▸ WHAT IS NEEDED
Copy out each line of the data that holds the string "this".

▸ DATASET RECORDS
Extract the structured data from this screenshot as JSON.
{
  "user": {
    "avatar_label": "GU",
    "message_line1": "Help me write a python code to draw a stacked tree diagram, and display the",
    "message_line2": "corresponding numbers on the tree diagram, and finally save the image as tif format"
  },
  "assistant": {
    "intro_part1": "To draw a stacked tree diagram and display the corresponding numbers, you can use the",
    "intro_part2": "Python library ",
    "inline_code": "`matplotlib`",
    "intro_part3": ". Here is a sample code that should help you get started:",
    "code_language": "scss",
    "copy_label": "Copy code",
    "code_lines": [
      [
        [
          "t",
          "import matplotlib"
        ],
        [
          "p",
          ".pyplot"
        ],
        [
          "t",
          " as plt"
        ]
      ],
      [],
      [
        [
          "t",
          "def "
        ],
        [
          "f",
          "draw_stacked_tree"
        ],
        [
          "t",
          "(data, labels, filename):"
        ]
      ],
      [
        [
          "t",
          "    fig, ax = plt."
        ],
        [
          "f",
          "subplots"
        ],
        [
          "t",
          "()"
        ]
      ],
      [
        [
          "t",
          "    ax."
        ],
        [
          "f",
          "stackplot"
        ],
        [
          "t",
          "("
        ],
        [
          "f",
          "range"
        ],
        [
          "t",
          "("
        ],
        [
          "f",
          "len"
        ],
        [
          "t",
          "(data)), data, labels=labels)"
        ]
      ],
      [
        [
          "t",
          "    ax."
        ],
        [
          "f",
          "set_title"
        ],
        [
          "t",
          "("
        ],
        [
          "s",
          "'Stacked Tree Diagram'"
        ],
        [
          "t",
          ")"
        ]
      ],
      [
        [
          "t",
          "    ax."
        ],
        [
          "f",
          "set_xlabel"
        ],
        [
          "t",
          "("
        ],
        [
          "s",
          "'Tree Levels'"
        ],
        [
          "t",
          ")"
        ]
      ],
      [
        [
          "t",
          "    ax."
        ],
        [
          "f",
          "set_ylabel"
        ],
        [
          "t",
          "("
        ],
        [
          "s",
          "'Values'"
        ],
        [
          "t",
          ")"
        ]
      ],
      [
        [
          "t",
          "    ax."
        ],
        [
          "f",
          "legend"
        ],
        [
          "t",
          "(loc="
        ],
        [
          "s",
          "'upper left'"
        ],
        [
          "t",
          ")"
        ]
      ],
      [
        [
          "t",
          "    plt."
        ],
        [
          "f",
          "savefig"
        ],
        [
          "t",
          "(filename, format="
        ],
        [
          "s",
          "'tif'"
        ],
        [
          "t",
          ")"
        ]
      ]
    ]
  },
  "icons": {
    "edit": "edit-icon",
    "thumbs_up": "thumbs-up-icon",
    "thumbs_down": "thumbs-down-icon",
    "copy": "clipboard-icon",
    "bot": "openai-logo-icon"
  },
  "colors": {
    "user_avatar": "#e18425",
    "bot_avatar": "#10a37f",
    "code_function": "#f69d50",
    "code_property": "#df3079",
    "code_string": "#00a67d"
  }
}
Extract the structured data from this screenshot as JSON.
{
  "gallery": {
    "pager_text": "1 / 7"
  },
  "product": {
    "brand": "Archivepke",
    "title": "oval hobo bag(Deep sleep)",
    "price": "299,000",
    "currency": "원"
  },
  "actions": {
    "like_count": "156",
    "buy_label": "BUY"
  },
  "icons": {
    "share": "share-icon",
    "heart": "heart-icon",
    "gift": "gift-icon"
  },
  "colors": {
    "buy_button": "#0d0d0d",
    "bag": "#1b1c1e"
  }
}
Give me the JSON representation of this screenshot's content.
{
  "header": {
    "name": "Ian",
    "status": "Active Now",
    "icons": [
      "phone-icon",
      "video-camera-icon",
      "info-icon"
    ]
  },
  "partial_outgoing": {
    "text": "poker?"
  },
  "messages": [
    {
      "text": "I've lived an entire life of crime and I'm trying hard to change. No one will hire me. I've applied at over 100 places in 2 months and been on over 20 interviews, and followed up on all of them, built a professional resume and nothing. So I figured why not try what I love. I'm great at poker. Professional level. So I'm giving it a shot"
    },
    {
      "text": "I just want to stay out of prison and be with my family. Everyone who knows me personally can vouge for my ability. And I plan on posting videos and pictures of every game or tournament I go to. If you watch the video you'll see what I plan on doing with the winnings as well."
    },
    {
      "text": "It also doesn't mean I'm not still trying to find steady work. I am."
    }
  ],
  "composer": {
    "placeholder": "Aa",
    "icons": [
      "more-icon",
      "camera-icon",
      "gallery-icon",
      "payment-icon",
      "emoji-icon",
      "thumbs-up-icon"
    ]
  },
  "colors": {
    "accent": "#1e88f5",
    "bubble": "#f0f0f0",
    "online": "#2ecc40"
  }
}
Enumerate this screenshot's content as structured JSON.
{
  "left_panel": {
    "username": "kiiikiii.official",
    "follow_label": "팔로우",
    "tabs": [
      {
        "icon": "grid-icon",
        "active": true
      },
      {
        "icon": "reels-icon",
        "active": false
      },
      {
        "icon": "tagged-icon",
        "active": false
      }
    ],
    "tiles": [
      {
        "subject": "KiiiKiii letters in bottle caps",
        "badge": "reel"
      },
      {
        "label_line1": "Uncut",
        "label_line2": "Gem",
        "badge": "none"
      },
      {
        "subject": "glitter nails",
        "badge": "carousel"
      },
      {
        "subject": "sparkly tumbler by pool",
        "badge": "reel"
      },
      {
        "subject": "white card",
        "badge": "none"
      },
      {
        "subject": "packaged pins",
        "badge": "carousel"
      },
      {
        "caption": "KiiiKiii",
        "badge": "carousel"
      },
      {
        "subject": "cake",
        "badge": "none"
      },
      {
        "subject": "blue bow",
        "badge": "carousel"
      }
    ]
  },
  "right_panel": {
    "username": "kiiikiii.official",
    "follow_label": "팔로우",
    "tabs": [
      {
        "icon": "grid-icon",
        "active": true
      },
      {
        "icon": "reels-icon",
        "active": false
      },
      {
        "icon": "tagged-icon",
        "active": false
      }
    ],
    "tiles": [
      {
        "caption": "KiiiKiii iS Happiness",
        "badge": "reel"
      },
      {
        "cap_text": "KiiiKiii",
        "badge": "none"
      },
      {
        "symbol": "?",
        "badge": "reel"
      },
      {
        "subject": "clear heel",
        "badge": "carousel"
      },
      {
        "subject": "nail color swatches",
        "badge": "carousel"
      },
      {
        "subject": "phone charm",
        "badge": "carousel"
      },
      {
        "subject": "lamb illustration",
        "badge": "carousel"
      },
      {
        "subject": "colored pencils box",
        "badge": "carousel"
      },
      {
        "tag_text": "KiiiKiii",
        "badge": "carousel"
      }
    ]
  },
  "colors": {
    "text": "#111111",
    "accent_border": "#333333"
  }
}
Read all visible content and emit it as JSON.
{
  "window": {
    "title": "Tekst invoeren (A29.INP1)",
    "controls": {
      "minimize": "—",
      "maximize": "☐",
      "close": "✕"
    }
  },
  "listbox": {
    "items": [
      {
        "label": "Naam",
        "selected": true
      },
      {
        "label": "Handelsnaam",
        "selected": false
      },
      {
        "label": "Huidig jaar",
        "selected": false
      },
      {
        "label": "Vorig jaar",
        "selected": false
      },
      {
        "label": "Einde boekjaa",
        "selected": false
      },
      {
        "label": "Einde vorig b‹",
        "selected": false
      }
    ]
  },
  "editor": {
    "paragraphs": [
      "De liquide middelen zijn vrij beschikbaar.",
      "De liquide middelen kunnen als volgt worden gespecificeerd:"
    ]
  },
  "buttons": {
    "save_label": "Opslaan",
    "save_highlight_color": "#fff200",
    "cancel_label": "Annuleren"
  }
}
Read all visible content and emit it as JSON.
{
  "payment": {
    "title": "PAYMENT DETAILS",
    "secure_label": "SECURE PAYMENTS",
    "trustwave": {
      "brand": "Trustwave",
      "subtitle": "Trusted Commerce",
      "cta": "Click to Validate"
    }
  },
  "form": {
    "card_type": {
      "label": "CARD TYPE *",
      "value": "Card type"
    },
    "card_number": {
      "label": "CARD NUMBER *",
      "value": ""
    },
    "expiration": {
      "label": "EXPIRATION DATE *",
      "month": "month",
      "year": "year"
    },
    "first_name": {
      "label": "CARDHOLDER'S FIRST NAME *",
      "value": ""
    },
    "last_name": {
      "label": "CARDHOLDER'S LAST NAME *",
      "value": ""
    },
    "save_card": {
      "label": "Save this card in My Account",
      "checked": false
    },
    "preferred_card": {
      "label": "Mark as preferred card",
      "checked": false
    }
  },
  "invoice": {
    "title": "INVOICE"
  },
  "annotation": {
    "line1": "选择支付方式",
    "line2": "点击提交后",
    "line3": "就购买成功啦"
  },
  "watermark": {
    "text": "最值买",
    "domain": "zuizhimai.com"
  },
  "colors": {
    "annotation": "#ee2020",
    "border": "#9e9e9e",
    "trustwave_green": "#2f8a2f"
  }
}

▸ EXPECTED ANSWER
Extract the structured data from this screenshot as JSON.
Extract the structured data from this screenshot as JSON.
Give me the JSON representation of this screenshot's content.
Enumerate this screenshot's content as structured JSON.
      "label": "Save this card in My Account",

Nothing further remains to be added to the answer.